Medellín is a city of architectural contrasts: from the beautiful older buildings of the city centre to the striking modernist works associated with the recent move towards social urbanism, the city is a fascinating place for anyone with an interest in architecture. Here are some of the most beautiful buildings in Medellín, Colombia.
Biblioteca de España
One of the famous Medellín ‘Library Parks’ located in the Santo Domingo Savio neighbourhood, Biblioteca de España—the Spain Library Park—was designed by the Colombian architect Giancarlo Mazzanti and is a truly striking addition to Medellín’s architecture. Meant to resemble three large black stones, which become illuminated at night, the library won the 2008 award for best architecture of the year at the Ibero-American Architecture and Urban Design Biennial in Lisbon.
The historic Antioquia Train Station is located in downtown Medellín and was declared a National Monument back in 1996 due to its historical importance to both Medellín and Colombia. It was inaugurated in 1929 and was constructed in a French Renaissance style. Although no longer a working train station (it has been defunct for many years) the Antioquia Train Station is still maintained by a private foundation and occasionally hosts events.
This stunning Romanesque cathedral was designed by French architect Émile Charles Carré and built over nearly 50 years beginning in 1875. Made almost entirely from adobe bricks with two towers measuring over 66 metres (217 feet) in height, the cathedral is an important building in Colombian architecture and was declared a National Monument of Colombia in 1982.
A cultural centre with spaces dedicated to music, art and cultural events, the Moravia Cultural Centre is another building meant to improve the quality of life in one of Medellín’s poorer neighbourhoods, Moravia.

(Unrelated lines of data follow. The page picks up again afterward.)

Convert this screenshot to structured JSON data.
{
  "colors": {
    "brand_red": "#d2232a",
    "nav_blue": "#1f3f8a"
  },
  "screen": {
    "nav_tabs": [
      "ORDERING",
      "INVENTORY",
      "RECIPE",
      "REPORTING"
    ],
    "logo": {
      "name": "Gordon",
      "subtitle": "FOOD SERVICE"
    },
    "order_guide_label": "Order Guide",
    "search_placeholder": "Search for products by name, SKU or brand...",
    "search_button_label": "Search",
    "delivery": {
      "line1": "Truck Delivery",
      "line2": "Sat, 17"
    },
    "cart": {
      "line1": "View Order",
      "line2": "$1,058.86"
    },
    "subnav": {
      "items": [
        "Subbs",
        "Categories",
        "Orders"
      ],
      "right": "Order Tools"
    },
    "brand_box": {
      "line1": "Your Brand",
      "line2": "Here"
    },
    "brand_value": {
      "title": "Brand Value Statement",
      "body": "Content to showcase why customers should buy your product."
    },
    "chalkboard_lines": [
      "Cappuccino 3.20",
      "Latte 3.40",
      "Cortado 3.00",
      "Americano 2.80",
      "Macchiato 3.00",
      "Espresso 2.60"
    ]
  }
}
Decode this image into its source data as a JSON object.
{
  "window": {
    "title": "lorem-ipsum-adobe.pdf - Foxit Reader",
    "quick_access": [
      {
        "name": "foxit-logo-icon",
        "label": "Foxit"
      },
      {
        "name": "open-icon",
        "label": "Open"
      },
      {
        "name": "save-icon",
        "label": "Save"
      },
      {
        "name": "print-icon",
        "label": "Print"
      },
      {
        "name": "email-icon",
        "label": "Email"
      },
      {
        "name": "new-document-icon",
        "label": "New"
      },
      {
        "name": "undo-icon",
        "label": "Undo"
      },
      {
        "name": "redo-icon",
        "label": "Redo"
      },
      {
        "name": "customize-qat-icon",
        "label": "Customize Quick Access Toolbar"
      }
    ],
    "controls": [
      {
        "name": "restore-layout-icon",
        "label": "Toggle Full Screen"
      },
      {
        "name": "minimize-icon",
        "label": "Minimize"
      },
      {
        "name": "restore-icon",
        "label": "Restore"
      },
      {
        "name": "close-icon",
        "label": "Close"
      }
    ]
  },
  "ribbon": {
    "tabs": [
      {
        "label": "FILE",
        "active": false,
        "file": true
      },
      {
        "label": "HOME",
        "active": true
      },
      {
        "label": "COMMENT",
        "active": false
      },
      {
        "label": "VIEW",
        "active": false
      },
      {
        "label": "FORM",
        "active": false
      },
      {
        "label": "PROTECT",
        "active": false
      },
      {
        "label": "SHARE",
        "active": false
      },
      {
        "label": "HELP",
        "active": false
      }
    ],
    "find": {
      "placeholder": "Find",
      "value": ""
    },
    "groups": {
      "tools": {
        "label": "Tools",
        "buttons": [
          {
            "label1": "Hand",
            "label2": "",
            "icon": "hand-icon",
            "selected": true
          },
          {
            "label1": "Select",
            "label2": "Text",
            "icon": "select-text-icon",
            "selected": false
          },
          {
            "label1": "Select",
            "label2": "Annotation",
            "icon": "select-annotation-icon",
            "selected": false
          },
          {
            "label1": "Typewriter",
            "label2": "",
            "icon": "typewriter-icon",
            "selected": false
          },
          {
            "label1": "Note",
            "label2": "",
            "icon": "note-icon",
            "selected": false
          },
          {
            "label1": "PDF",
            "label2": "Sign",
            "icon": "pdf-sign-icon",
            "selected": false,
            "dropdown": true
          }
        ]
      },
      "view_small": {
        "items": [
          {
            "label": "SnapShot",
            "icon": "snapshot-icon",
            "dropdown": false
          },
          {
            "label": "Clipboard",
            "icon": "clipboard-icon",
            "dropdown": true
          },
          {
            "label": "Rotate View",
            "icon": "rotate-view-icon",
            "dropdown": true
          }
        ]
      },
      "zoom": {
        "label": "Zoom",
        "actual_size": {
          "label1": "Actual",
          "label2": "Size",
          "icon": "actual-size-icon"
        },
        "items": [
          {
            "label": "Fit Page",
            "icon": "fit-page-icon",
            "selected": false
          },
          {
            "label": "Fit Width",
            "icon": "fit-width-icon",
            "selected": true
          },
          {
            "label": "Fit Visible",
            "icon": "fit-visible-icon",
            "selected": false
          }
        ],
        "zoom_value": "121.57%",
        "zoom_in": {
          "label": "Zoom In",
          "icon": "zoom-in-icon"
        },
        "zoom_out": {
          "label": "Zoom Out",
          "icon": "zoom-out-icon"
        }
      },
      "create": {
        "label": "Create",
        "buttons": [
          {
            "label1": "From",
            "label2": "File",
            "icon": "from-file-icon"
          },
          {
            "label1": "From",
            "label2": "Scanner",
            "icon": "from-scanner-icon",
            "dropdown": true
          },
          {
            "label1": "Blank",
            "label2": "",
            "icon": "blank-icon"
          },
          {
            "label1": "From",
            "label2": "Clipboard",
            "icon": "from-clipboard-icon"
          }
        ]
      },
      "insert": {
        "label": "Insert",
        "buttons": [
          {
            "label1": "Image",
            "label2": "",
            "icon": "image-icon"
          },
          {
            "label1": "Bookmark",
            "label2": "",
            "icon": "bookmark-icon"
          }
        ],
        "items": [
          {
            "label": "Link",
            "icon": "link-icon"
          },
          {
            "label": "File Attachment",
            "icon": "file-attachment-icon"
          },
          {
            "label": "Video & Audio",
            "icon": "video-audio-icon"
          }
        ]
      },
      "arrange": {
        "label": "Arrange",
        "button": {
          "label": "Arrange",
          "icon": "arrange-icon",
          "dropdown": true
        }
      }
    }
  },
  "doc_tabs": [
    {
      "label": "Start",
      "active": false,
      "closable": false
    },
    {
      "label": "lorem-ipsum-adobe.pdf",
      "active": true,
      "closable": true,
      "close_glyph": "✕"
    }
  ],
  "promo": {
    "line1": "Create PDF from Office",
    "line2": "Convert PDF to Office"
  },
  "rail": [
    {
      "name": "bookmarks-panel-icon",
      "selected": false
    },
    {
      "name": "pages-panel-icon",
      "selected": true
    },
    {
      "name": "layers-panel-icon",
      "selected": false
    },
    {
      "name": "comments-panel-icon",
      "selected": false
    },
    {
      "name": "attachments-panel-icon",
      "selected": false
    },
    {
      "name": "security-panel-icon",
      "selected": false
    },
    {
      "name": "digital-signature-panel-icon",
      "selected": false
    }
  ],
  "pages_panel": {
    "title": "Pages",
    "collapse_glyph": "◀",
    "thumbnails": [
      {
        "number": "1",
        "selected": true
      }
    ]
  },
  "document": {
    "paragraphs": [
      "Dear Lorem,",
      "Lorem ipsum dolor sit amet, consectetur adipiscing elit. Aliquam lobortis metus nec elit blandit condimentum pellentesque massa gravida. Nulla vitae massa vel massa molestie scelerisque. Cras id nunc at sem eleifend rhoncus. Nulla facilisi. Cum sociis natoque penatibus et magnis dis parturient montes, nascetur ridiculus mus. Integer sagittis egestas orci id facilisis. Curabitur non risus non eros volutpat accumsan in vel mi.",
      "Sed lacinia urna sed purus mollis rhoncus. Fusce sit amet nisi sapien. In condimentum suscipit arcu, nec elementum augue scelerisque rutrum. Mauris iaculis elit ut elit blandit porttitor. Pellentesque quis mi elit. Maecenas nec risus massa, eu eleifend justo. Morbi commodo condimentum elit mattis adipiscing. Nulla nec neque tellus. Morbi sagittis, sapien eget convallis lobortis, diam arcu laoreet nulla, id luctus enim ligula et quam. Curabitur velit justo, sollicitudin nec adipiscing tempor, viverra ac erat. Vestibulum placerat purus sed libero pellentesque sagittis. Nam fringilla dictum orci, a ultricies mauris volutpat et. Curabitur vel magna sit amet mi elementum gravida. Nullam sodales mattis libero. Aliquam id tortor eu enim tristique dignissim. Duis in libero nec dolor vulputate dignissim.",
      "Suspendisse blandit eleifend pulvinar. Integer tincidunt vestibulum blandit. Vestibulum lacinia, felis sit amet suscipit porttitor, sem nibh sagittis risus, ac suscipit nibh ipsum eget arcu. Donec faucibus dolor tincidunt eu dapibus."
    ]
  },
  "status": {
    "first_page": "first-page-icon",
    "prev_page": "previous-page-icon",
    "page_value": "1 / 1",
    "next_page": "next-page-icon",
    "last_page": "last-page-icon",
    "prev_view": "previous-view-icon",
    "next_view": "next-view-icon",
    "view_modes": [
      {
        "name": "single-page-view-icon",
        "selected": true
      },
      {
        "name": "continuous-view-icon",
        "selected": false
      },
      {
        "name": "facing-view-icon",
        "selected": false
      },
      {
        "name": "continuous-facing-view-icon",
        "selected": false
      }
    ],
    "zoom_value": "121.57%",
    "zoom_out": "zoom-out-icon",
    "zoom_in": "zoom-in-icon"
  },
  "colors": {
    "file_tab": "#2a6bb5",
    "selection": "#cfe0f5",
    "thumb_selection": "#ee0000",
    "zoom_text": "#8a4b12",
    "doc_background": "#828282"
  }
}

The centre was designed by prize-winning architect Rogelio Salmona and includes a 300-seat auditorium, among other things.
Parque Explora is an excellent interactive science park in central Medellín and was modelled after San Francisco’s famous Exploratorium. Its unique layout of four red ‘cubes’ which house the bulk of the museum’s exhibitions was designed by Alejandro Echeverri and it contains South America’s largest freshwater aquarium, as well as a 3D auditorium and a planetarium.
Another important Colombian national monument in Medellín, the Rafael Uribe Uribe Palace of Culture is a beautiful building visited by many tourists and sits overlooking the popular Botero Square. It was built in 1925 by Belgian architect Agustín Goovaerts and is especially notable for its unique and striking Gothic Revival style of architecture.
Perhaps the oddest and most unique building on this list, the Castle Museum was built in 1930 and modelled after the French castles of the Loire Valley. It was once the home of wealthy Medellín families before being opened as a museum in 1971. The museum houses mostly works of art, including paintings, sculptures and porcelain works, and the stunning gardens are worth wandering around on a perfect sunny Medellín day. The real attraction, however, is the uniqueness of the place: a French-style castle sitting incongruously in the heart of Medellín!